> ASSIGNMENT
The answer must consist of every line from the entries that holds the word "label".

> RECORDS SHOWN
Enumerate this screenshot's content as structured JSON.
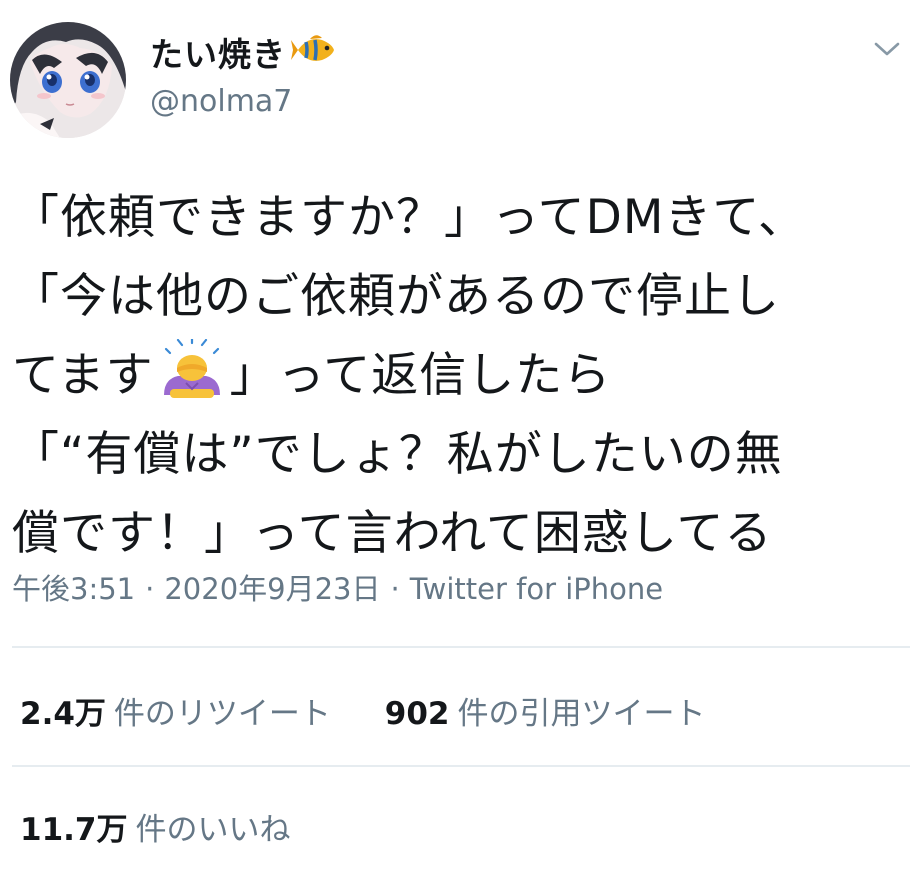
{
  "author": {
    "display_name": "たい焼き",
    "name_emoji": "fish-icon",
    "handle": "@nolma7"
  },
  "tweet": {
    "lines": [
      "「依頼できますか？」ってDMきて、",
      "「今は他のご依頼があるので停止し",
      "てます",
      "」って返信したら",
      "「“有償は”でしょ？私がしたいの無",
      "償です！」って言われて困惑してる"
    ],
    "inline_emoji": "person-bowing-emoji"
  },
  "meta": {
    "time": "午後3:51",
    "separator": "·",
    "date": "2020年9月23日",
    "source": "Twitter for iPhone"
  },
  "stats": {
    "retweets": {
      "count": "2.4万",
      "label": "件のリツイート"
    },
    "quotes": {
      "count": "902",
      "label": "件の引用ツイート"
    },
    "likes": {
      "count": "11.7万",
      "label": "件のいいね"
    }
  },
  "colors": {
    "text": "#14171a",
    "secondary": "#657786",
    "divider": "#e6ecf0"
  }
}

> RESULT
      "label": "件のリツイート"
      "label": "件の引用ツイート"
      "label": "件のいいね"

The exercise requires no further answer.